“Keep the king’s command, because of God’s oath to him. Be not hasty to go from his presence. Do not take your stand in an evil cause, for he does whatever he pleases. For the word of the king is supreme, and who may say to him, ‘What are you doing?’ Whoever keeps a command will know no evil thing, and the wise heart will know the proper time and the just way” (Ecclesiastes 8:2-5, ESV).
Sometimes a biblical text reveals some insight into God’s nature. Sometimes a text provides a spiritual admonition. And, sometimes a biblical text just offers some practical advice, which seems to be the case with these verses.
The way we would state the sentiment expressed in these verses in modern vernacular would be “picking your battle” or “choosing which hill to die on.” That is, use wisdom and not passion to determine what cause is worth fighting for.
But, the causes we choose to defend are often meaningless causes–or as the Preacher says in this verse from Ecclesiastes, “an evil cause.”
Here’s how we become confused about which cause to defend. Most Christians believe they must abide by certain standards of behavior or belief. But, sometimes they’re not clear exactly what those standards are because the Bible doesn’t provide biblical standards in the form of an easy-to-use checklist.
The counsel of these verses is to keep the king’s command and do not take a stand in an evil cause. These verses advise that if you obey the king’s command you will know when and how to take a stand. In other words, if you are an obedient servant of the king, you won’t take a stand in every cause, you will take a stand for the right cause–a cause that reinforces the king’s commands.
Too quick and too often we draw lines in the sand to defend a cause that is based on ill-conceived notions of what we think the Bible says.
Though we claim a cause is just, we are really trying to convince or coerce people to believe or behave the way we think they should rather than having confidence that God (our King) will work things out (God’s Sovereignty).
We over-react or under-react because we’re not clear as to what the King’s commands are; namely, we haven’t sufficiently studied our King’s commands, the Bible.
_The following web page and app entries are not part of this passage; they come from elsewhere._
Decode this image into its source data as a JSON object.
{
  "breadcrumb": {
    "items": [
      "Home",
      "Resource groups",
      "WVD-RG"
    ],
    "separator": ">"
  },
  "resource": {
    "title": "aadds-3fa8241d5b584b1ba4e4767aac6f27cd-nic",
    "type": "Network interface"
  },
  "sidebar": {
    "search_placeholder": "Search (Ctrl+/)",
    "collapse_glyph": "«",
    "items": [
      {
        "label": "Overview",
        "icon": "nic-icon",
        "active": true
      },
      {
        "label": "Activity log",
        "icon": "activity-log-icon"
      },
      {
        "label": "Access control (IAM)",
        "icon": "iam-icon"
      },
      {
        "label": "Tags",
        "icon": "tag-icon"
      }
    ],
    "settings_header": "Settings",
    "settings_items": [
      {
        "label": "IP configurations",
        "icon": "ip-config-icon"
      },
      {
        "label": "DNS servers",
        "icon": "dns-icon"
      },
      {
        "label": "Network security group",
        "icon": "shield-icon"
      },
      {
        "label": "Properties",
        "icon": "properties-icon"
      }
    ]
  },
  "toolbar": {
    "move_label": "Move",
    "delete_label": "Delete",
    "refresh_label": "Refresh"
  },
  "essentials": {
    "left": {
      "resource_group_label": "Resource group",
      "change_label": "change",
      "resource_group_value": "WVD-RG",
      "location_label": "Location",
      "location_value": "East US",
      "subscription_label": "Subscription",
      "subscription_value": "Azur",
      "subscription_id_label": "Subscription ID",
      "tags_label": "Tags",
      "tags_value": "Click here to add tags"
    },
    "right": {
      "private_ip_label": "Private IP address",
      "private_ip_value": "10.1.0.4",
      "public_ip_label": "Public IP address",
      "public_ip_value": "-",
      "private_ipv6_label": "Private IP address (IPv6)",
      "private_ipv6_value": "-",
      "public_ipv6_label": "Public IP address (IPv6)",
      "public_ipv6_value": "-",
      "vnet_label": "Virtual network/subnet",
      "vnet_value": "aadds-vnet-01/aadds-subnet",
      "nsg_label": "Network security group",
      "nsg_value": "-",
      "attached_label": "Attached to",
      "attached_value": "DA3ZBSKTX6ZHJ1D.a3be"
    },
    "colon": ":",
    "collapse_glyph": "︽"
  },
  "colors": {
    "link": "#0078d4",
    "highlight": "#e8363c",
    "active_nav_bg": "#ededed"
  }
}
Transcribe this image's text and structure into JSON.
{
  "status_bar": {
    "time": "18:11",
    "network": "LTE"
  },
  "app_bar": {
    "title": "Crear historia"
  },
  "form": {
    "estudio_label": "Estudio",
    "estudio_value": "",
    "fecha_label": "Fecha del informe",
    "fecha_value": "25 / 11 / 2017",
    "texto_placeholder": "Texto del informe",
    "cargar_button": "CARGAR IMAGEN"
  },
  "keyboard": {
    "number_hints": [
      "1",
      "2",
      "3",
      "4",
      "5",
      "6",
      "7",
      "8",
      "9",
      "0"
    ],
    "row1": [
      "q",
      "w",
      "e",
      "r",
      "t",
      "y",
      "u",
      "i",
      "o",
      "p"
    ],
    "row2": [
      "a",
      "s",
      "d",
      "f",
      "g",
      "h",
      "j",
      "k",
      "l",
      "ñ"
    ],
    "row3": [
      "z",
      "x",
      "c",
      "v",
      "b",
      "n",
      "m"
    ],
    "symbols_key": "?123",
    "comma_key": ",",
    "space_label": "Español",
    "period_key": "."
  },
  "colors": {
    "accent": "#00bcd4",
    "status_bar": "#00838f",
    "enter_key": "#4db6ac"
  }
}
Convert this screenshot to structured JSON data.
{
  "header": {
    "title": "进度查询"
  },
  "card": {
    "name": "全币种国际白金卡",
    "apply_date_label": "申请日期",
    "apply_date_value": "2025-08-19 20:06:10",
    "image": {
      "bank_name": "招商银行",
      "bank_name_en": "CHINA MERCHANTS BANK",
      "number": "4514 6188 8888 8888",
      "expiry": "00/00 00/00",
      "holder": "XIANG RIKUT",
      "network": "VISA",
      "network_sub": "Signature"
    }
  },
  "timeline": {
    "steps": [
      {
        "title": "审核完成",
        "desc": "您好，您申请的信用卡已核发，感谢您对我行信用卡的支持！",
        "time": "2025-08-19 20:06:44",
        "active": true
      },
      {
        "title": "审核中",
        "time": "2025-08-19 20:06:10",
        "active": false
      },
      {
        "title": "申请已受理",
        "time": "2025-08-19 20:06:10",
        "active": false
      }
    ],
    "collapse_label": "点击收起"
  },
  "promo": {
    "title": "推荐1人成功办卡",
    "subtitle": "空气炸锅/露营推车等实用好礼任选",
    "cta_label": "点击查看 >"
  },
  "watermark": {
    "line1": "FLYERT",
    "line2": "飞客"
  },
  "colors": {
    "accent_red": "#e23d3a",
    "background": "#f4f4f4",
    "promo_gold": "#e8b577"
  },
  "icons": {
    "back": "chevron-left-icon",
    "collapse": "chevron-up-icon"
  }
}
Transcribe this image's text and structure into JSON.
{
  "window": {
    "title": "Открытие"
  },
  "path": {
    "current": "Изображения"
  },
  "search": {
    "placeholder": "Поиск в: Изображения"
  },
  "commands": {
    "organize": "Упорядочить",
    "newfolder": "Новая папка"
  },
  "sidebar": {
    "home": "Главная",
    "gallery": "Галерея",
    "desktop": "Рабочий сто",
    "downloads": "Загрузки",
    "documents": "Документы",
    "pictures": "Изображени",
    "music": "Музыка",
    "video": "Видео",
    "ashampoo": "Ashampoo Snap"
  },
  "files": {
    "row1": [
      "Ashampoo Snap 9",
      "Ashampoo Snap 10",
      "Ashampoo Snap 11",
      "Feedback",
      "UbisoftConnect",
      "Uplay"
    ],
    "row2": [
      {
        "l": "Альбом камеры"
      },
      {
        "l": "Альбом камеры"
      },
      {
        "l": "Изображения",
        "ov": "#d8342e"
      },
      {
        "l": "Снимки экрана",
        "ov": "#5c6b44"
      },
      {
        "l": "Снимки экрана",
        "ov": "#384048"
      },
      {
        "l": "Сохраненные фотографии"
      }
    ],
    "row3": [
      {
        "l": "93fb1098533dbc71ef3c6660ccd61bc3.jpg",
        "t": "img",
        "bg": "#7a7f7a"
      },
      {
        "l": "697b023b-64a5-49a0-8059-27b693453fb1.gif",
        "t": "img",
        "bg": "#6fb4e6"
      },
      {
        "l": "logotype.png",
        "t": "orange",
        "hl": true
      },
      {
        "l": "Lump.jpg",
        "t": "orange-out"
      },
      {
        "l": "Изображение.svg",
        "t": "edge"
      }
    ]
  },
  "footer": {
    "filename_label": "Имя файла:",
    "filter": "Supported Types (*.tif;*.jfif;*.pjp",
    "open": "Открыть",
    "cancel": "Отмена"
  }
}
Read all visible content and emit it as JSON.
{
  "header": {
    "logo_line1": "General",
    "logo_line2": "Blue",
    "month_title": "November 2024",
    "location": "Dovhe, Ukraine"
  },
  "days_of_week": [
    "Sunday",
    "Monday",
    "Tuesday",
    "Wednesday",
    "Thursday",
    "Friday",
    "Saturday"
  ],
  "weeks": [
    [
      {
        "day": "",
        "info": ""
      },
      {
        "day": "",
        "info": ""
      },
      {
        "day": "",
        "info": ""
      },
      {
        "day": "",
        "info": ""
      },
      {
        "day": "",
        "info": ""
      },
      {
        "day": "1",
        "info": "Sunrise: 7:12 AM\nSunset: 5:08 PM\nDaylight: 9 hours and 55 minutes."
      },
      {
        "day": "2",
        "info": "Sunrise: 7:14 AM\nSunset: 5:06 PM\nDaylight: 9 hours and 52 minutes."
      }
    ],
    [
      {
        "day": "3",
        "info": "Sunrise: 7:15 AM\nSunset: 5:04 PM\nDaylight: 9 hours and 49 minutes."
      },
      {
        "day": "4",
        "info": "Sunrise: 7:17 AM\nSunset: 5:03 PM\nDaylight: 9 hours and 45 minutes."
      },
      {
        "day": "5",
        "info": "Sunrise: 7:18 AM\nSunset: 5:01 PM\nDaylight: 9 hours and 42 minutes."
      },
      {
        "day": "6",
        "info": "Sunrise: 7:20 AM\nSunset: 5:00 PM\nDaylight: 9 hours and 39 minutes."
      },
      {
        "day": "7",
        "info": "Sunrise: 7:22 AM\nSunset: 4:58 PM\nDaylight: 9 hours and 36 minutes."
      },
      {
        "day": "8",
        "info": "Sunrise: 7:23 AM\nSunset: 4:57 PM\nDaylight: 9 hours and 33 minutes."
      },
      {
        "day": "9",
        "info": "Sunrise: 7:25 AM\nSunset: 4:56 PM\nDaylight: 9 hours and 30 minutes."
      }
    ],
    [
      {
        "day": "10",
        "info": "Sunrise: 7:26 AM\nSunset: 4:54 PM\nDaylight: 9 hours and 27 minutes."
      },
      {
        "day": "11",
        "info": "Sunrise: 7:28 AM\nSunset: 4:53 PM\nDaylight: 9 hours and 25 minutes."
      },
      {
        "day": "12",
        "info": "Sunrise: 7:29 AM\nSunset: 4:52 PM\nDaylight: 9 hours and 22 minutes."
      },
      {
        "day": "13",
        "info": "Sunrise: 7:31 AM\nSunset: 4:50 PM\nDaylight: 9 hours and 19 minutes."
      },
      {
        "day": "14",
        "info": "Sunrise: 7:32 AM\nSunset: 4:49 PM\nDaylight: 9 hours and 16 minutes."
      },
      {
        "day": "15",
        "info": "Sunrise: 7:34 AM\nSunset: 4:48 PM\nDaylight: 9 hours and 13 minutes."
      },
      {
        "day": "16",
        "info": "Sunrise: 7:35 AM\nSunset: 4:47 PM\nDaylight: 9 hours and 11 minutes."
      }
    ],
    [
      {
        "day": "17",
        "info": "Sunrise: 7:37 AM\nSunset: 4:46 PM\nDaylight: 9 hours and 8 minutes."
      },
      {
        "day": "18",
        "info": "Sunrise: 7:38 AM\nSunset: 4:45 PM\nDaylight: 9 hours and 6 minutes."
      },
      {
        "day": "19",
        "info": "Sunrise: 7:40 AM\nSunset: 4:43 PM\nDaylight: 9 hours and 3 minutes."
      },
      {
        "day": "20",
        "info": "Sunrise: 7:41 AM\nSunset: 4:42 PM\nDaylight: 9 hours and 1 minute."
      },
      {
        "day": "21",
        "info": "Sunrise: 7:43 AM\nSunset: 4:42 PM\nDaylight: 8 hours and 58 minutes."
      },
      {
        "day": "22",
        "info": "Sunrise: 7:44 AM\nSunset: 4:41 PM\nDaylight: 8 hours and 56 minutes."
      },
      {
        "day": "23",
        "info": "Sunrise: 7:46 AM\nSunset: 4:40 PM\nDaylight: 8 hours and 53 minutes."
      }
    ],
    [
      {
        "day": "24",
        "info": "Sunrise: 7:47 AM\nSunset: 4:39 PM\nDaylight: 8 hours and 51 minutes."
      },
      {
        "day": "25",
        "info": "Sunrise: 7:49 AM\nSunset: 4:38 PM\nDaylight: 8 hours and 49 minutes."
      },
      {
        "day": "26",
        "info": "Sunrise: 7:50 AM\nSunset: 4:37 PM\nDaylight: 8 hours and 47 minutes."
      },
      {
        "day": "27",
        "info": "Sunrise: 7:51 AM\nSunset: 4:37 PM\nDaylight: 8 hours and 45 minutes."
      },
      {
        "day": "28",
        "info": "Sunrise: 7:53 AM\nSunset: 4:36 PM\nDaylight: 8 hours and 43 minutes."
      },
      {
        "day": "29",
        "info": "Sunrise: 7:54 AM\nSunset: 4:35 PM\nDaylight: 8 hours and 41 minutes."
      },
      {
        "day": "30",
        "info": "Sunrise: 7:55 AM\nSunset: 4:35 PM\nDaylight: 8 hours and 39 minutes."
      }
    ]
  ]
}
So, we haven’t internalized the commands adequately and thus we don’t externalize them appropriately!
Then, the stand we take creates unnecessary conflict or unintended controversy because it is ill-conceived. It’s an evil cause.
Sometimes when we take a stand we act like we’re trying to clean up God’s messes. If everyone would just behave or believe like I do, then all would be well.
But God is supremely capable of taking care of His creation.
So, our apologetics should consist primarily of trying to persuade people to trust and obey God, not our standards.
If we will be obedient to God–that is, be led by His Spirit, then God’s Spirit will guide and direct us to know how and when to take a stand for God’s Cause.
For all who are led by the Spirit of God are sons of God. (Romans 8:14, ESV)